Worldwide nickel prices have surged to their highest since 2012 over concerns following a tailings spill and subsequent plant shutdown by Brazil’s Vale S.A. in the South Pacific island nation of New Caledonia. Processing ceased after an “acid-containing solution” entered Cory McPhee, a nearby creek, said officials at the No. 2 mine.

The Rio de Janeiro-headquartered giant suspended 80% of production while planning a total closure by Friday’s end; global prices, said an analyst cited by Reuters, have accordingly increased 6%. About 3,500 workers were affected, according to Vale, including 1,300 employees, and the remainder are subcontractors.

After ordering the stoppage, meanwhile, New Caledonia southern provincial authorities said legal proceedings are under way for environmental code violations as the spill killed some 1,000 fish; swimming and fishing, they added in a statement quoted by Reuters, is temporarily suspended in the area.

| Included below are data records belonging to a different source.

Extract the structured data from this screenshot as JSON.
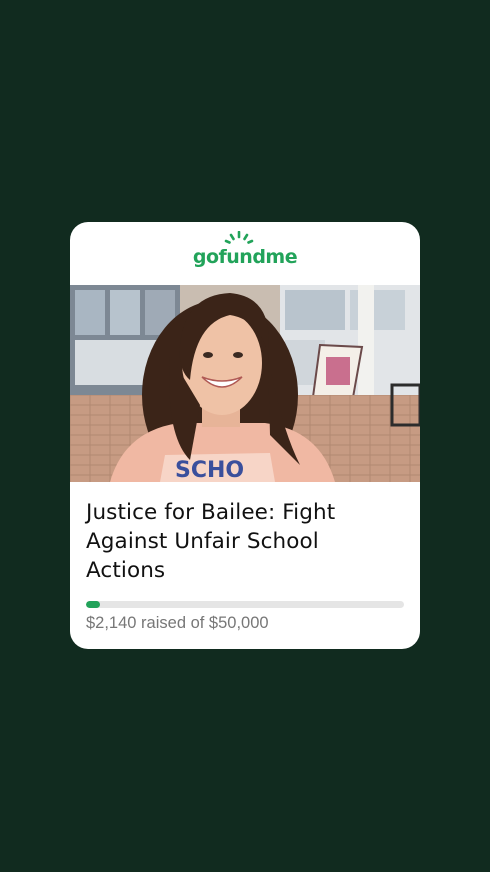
{
  "brand": {
    "logo_text": "gofundme",
    "accent_color": "#22a35a",
    "background_color": "#112b1f"
  },
  "campaign": {
    "image_icon": "campaign-photo",
    "title": "Justice for Bailee: Fight Against Unfair School Actions",
    "raised_text": "$2,140 raised of $50,000",
    "raised_amount": 2140,
    "goal_amount": 50000,
    "progress_fraction": 0.0428
  }
}
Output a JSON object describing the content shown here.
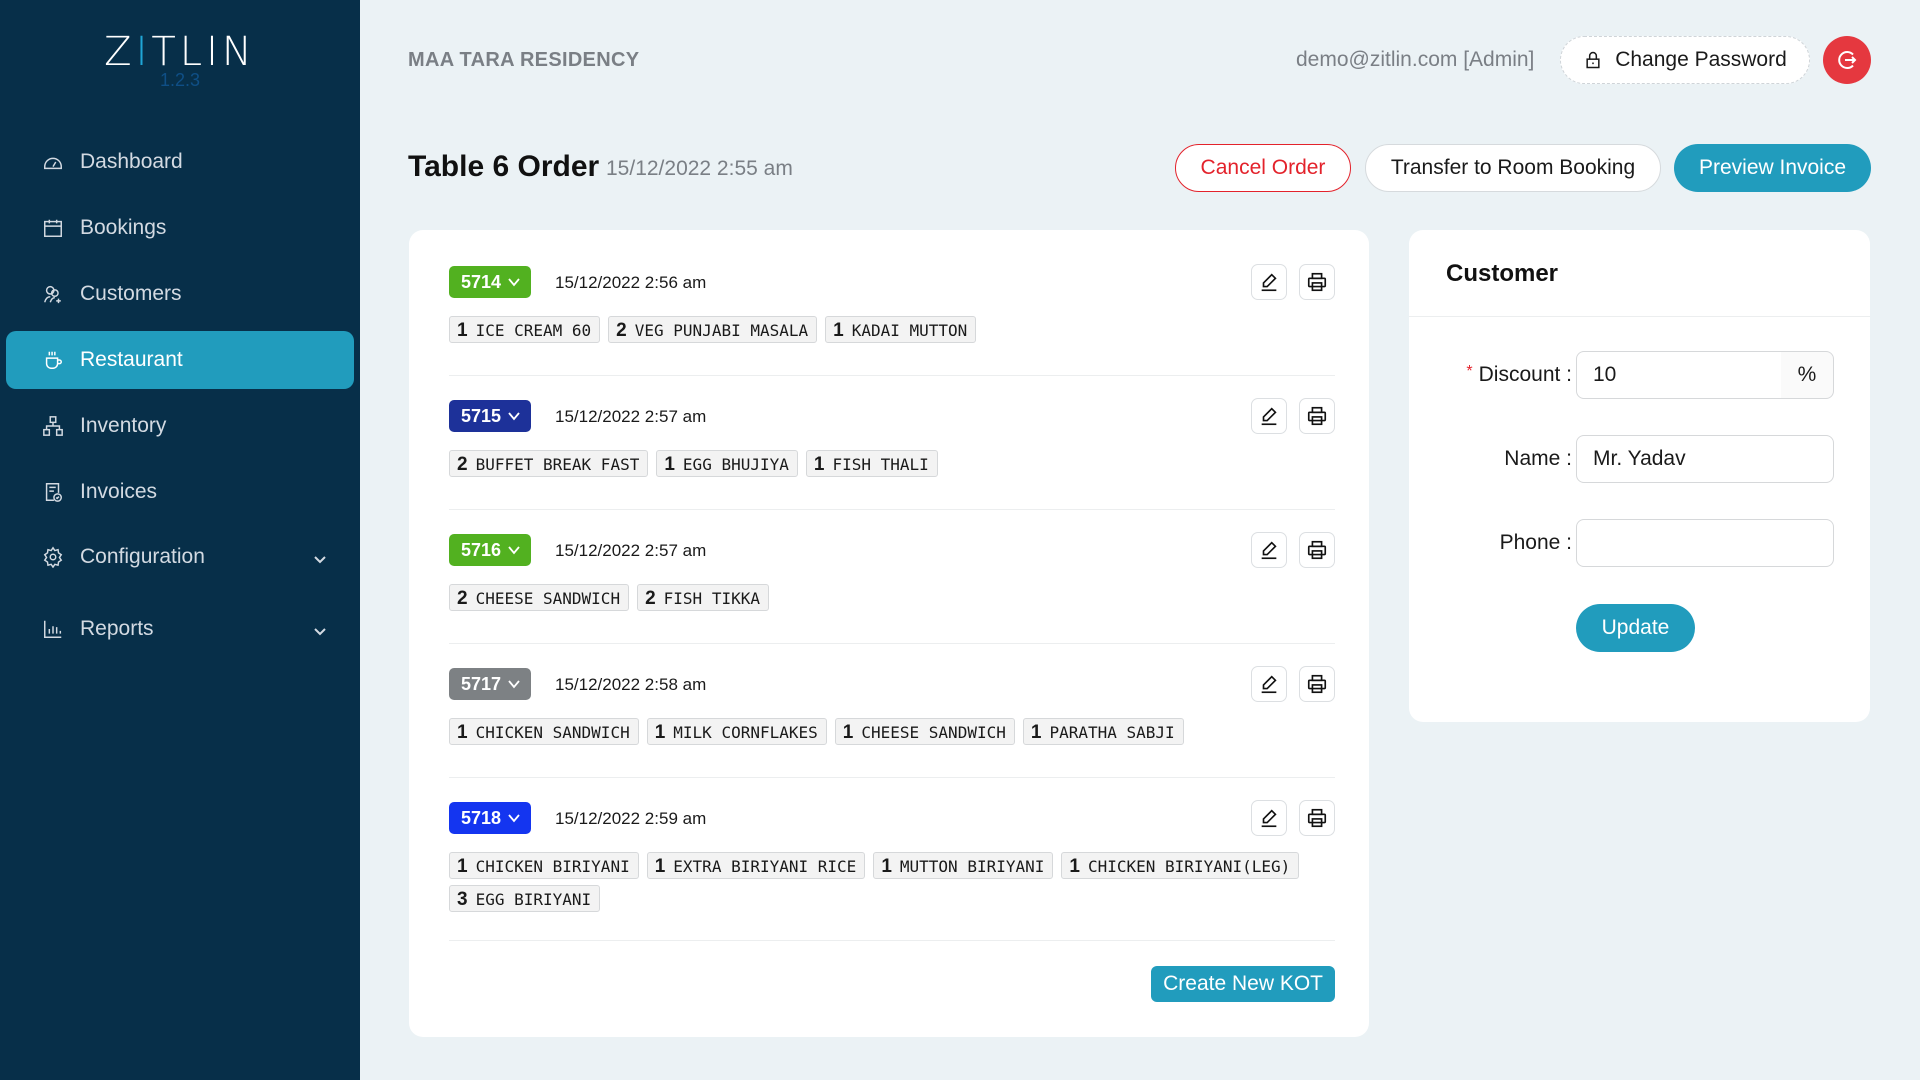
{
  "app": {
    "logo": "ZITLIN",
    "version": "1.2.3"
  },
  "sidebar": {
    "items": [
      {
        "label": "Dashboard",
        "icon": "dashboard-gauge-icon",
        "active": false
      },
      {
        "label": "Bookings",
        "icon": "calendar-icon",
        "active": false
      },
      {
        "label": "Customers",
        "icon": "users-add-icon",
        "active": false
      },
      {
        "label": "Restaurant",
        "icon": "coffee-cup-icon",
        "active": true
      },
      {
        "label": "Inventory",
        "icon": "hierarchy-icon",
        "active": false
      },
      {
        "label": "Invoices",
        "icon": "invoice-check-icon",
        "active": false
      },
      {
        "label": "Configuration",
        "icon": "gear-icon",
        "active": false,
        "expandable": true
      },
      {
        "label": "Reports",
        "icon": "bar-chart-icon",
        "active": false,
        "expandable": true
      }
    ]
  },
  "header": {
    "hotel_name": "MAA TARA RESIDENCY",
    "user": "demo@zitlin.com [Admin]",
    "change_password_label": "Change Password"
  },
  "page": {
    "title": "Table 6 Order",
    "date": "15/12/2022 2:55 am",
    "actions": {
      "cancel": "Cancel Order",
      "transfer": "Transfer to Room Booking",
      "preview": "Preview Invoice"
    }
  },
  "colors": {
    "accent": "#219cbd",
    "danger": "#e3222b",
    "sidebar_bg": "#072f49",
    "badge_green": "#52b120",
    "badge_navy": "#1d3199",
    "badge_gray": "#7d8184",
    "badge_blue": "#1435f0"
  },
  "kots": [
    {
      "number": "5714",
      "color": "#52b120",
      "time": "15/12/2022 2:56 am",
      "items": [
        {
          "qty": "1",
          "name": "ICE CREAM 60"
        },
        {
          "qty": "2",
          "name": "VEG PUNJABI MASALA"
        },
        {
          "qty": "1",
          "name": "KADAI MUTTON"
        }
      ]
    },
    {
      "number": "5715",
      "color": "#1d3199",
      "time": "15/12/2022 2:57 am",
      "items": [
        {
          "qty": "2",
          "name": "BUFFET BREAK FAST"
        },
        {
          "qty": "1",
          "name": "EGG BHUJIYA"
        },
        {
          "qty": "1",
          "name": "FISH THALI"
        }
      ]
    },
    {
      "number": "5716",
      "color": "#52b120",
      "time": "15/12/2022 2:57 am",
      "items": [
        {
          "qty": "2",
          "name": "CHEESE SANDWICH"
        },
        {
          "qty": "2",
          "name": "FISH TIKKA"
        }
      ]
    },
    {
      "number": "5717",
      "color": "#7d8184",
      "time": "15/12/2022 2:58 am",
      "items": [
        {
          "qty": "1",
          "name": "CHICKEN SANDWICH"
        },
        {
          "qty": "1",
          "name": "MILK CORNFLAKES"
        },
        {
          "qty": "1",
          "name": "CHEESE SANDWICH"
        },
        {
          "qty": "1",
          "name": "PARATHA SABJI"
        }
      ]
    },
    {
      "number": "5718",
      "color": "#1435f0",
      "time": "15/12/2022 2:59 am",
      "items": [
        {
          "qty": "1",
          "name": "CHICKEN BIRIYANI"
        },
        {
          "qty": "1",
          "name": "EXTRA BIRIYANI RICE"
        },
        {
          "qty": "1",
          "name": "MUTTON BIRIYANI"
        },
        {
          "qty": "1",
          "name": "CHICKEN BIRIYANI(LEG)"
        },
        {
          "qty": "3",
          "name": "EGG BIRIYANI"
        }
      ]
    }
  ],
  "create_kot_label": "Create New KOT",
  "customer": {
    "title": "Customer",
    "discount_label": "Discount",
    "discount_value": "10",
    "discount_unit": "%",
    "name_label": "Name",
    "name_value": "Mr. Yadav",
    "phone_label": "Phone",
    "phone_value": "",
    "update_label": "Update"
  }
}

The local government did not say when Vale could resume operations, but noted pollution had been contained to the single river. A Toronto-based company spokesman said water quality has since normalized amid expectations of production resuming “shortly,” in a statement quoted by Bloomberg. With 250,000 inhabitants, New Caledonia is an overseas territory of France and lies 750 miles east of Australia.

In Q4, Vale announced plans to produce 40,000 metric tons (mt) in 2014 at the site, previously named Goro. China and Japan are scrambling to secure supplies as fears of shortages have bolstered demand for refined metals and long-term ore contracts; pressures are accentuated by an unprocessed ore ban by Indonesia, which supplies more than 25% of global supply.